Background

I just learned the limit theorems (MCT, LDCT, Fatou's Lemma). This problem is the same as this one except that I wish for a solution using the tools I know, rather than complex analysis.
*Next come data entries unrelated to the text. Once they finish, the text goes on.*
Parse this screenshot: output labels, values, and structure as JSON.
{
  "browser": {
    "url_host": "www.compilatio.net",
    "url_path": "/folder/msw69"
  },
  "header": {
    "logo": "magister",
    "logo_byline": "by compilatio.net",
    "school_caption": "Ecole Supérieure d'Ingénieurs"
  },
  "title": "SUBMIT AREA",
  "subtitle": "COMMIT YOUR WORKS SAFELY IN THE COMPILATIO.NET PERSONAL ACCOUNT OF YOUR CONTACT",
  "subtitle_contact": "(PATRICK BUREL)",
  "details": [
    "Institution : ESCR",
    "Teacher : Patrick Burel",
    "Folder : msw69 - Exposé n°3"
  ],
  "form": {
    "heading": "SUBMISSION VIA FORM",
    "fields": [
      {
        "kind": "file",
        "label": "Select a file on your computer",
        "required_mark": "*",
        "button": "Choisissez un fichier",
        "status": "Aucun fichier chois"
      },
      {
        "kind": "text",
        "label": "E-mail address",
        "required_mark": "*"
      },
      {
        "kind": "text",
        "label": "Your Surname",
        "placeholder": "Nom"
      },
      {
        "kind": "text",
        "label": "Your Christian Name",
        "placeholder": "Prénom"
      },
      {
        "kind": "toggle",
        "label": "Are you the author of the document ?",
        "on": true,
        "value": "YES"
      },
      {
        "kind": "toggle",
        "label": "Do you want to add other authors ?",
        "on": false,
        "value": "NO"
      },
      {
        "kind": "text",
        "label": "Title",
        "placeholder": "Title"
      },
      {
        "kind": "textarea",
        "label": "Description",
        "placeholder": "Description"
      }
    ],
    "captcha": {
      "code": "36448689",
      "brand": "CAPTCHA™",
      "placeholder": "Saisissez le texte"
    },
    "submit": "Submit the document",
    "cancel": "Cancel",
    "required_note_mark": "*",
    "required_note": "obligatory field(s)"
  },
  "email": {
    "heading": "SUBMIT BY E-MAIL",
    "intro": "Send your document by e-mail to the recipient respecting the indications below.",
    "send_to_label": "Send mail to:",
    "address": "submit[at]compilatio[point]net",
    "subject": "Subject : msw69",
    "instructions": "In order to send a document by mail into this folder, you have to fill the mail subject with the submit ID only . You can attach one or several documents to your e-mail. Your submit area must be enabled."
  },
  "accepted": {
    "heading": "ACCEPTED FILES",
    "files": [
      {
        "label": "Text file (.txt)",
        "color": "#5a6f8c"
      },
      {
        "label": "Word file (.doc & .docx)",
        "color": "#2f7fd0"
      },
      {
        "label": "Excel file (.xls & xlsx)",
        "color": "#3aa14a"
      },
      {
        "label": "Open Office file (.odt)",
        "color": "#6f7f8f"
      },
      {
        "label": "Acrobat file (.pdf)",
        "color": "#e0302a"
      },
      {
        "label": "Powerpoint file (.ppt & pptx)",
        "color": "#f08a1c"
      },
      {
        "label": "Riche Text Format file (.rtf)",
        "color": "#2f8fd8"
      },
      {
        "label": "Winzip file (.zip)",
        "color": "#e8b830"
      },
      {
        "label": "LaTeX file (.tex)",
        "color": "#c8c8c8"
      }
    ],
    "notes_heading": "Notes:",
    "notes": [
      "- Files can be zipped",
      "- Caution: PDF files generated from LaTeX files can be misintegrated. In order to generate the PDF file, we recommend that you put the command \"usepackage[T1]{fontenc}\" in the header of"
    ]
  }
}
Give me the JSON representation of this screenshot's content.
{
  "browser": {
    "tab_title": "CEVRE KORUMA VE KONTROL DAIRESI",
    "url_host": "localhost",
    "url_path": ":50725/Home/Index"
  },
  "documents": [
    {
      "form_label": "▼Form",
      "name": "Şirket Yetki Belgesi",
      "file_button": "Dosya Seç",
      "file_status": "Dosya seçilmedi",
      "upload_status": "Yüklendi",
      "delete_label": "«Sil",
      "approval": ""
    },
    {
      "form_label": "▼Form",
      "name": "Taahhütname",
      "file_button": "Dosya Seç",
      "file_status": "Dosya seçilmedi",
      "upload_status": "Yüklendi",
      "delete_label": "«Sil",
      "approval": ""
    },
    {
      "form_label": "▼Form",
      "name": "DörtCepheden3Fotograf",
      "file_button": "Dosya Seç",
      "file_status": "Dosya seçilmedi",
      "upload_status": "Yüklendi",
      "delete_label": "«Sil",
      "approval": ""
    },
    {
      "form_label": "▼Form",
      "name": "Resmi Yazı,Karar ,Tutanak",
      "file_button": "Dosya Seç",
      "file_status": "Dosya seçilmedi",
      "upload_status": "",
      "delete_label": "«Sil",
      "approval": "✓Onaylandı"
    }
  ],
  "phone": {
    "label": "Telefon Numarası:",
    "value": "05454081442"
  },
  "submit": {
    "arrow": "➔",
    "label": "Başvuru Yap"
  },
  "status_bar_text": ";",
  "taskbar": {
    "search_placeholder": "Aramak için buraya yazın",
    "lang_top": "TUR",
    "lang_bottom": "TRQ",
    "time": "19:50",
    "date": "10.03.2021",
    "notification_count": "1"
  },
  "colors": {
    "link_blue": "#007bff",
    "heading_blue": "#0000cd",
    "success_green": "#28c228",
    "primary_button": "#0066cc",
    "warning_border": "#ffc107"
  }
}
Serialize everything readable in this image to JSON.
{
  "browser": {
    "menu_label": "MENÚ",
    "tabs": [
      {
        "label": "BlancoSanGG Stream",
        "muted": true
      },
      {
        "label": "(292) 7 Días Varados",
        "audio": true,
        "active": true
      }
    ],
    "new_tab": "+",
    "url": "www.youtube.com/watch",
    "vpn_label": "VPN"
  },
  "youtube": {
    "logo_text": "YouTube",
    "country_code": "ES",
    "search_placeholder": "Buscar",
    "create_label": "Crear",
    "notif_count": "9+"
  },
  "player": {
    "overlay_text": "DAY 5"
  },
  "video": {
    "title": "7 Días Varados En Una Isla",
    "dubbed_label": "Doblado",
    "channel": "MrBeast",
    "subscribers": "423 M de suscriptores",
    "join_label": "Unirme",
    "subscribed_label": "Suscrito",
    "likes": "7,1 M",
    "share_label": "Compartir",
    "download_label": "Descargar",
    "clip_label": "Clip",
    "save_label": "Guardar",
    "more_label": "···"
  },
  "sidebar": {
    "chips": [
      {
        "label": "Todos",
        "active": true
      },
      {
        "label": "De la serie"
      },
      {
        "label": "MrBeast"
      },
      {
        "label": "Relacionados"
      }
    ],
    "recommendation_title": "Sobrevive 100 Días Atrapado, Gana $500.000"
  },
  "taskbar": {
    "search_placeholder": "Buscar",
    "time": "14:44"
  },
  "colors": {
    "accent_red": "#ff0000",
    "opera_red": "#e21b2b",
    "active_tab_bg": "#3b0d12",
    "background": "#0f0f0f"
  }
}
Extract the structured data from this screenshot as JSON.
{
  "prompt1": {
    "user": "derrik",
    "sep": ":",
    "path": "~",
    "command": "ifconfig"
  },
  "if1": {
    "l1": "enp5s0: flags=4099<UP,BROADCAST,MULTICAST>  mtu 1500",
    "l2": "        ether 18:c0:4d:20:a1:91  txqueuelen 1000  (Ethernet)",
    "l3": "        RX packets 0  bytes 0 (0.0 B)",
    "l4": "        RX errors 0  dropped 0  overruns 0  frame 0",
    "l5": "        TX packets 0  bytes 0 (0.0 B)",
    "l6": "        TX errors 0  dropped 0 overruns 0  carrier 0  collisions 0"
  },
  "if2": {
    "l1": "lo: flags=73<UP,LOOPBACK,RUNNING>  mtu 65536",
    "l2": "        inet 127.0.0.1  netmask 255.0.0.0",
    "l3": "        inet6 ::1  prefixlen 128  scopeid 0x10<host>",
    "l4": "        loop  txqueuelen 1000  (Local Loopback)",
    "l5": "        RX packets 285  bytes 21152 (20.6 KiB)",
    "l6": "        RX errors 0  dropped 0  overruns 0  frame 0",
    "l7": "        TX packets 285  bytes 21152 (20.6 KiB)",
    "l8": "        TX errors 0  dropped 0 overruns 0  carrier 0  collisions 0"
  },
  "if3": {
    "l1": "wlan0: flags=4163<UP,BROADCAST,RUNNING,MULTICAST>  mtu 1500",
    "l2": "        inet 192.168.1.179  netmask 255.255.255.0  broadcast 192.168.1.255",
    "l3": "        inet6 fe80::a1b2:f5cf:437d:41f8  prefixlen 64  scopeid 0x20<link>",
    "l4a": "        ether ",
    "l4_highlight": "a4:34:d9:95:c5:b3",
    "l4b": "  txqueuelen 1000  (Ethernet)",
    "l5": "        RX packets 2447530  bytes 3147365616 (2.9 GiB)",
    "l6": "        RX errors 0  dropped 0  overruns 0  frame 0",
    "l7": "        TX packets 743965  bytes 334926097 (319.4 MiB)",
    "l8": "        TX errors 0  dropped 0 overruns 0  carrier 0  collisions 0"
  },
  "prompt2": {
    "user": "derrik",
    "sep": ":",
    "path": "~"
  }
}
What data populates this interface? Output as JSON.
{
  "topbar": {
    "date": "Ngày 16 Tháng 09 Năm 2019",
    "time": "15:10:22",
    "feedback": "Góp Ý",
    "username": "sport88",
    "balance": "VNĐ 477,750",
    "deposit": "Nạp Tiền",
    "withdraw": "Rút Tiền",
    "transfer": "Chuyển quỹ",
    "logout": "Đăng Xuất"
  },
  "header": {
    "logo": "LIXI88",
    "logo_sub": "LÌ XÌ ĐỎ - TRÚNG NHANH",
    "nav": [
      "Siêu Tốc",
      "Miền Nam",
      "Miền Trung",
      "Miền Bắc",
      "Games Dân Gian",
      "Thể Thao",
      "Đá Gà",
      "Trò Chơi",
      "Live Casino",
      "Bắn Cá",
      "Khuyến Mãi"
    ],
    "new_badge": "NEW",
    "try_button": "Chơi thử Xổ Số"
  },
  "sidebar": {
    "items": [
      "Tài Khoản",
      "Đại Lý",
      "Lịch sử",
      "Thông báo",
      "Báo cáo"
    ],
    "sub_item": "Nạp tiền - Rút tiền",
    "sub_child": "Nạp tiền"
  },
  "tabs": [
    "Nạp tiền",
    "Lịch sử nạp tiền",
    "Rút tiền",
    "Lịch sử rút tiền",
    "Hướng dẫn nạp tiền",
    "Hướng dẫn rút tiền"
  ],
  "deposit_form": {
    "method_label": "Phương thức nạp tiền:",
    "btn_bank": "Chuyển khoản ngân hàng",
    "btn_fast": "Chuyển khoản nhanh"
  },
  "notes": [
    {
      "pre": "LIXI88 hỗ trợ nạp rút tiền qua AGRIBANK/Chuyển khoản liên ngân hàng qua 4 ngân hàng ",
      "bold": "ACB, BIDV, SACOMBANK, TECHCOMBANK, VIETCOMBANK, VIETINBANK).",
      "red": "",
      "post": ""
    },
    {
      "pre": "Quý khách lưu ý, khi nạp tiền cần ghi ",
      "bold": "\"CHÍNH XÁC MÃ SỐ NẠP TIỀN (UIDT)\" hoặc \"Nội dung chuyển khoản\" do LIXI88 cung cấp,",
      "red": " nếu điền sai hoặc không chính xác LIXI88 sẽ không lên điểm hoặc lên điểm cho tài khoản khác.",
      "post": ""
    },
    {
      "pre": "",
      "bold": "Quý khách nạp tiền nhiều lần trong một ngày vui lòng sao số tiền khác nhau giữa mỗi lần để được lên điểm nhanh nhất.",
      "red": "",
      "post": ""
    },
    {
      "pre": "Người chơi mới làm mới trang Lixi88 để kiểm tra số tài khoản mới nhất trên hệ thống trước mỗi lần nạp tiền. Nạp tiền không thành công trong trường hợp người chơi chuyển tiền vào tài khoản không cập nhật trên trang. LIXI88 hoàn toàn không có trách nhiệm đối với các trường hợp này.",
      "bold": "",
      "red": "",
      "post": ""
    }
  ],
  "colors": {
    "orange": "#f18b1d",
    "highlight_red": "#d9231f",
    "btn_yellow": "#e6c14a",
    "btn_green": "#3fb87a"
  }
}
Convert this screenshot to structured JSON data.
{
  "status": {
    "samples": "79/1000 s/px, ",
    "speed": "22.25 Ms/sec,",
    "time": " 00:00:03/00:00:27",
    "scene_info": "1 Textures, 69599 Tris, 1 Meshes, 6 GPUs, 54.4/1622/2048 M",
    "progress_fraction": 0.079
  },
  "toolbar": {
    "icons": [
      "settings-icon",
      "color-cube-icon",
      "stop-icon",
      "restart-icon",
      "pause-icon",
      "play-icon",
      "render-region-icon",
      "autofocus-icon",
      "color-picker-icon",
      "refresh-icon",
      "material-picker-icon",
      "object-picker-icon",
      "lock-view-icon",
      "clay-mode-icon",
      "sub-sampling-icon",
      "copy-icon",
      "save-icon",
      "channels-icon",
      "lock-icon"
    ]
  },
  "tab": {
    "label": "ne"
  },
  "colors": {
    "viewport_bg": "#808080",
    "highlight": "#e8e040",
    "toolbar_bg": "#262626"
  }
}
Attempt First, recalling the geometric series, \begin{align*} -\int_0^1\frac{x^p}{1-x}\log x \ \mathrm{d}x&=-\int_0^1 \lim_{n\to\infty} \sum_{k=0}^{n}x^{k+p} \log x \ \mathrm{d}x \\ &=-\lim_{n \to \infty}\int_0^1\sum_{k=0}^{n}x^{k+p} \log x \ \mathrm{d}x, \end{align*} where the limits were interchanged by invoking the "reverse" Monotone Convergence after realizing that $\require{cancel}\sum_{k=0}^{n}x^{k+p} \log x \geq \sum_{k=0}^{n+1}x^{k+p} \log x.$ Next, we use integration by parts as follows: \begin{align*} -\lim_{n \to \infty}\int_0^1\sum_{k=0}^{n}x^{k+p} \log x \ \mathrm{d}x&=-\lim_{n \to \infty}\int_0^1\log x \ \mathrm{d}\left(\sum_{k=1}^{n}\frac{x^{k+p}}{k+p} \right)\\ &=-\lim_{n\to\infty}\left(\cancelto{0}{\log(1)\sum_{k=1}^{n}\frac{x^{k+p}}{k+p}}-\cancelto{0}{\lim_{x\to 0}\log(x)\sum_{k=1}^{n}\frac{x^{k+p}}{k+p}}\\ -\int_0^1\sum_{k=1}^{n}\frac{1}{x}\frac{x^{k+p}}{k+p}\ \mathrm{d}x\right)\\ &=\lim_{n\to\infty}\int_0^1\sum_{k=1}^n \frac{x^{k+p-1}}{k+p} \\ &=\lim_{n\to\infty}\sum_{k=1}^n \frac{1}{(k+p)^2}, \end{align*} as desired.

Question

Are my steps rigorous and justified enough for a first year graduate real analysis course?

You have $\sum_{k=0}^{n} x^{k+p} \leq \sum_{k=0}^{n+1} x^{k+p}$, but as $x\leq 1$, you have $\log(x)\leq 0$ so you actually have $\sum_{k=0}^{n} x^{k+p} \log(x) \geq \sum_{k=0}^{n+1} x^{k+p} \log(x)$. Anyway, as your functions have negative values, you can actually use their opposites, which will change the inequality and allows you to use MCT.
Except for that, it seems rigorous enough for me (although you have an innatention error in the second line of your second calculation, it should be the limit when $x$ goes to 0 not to $\infty$ I guess).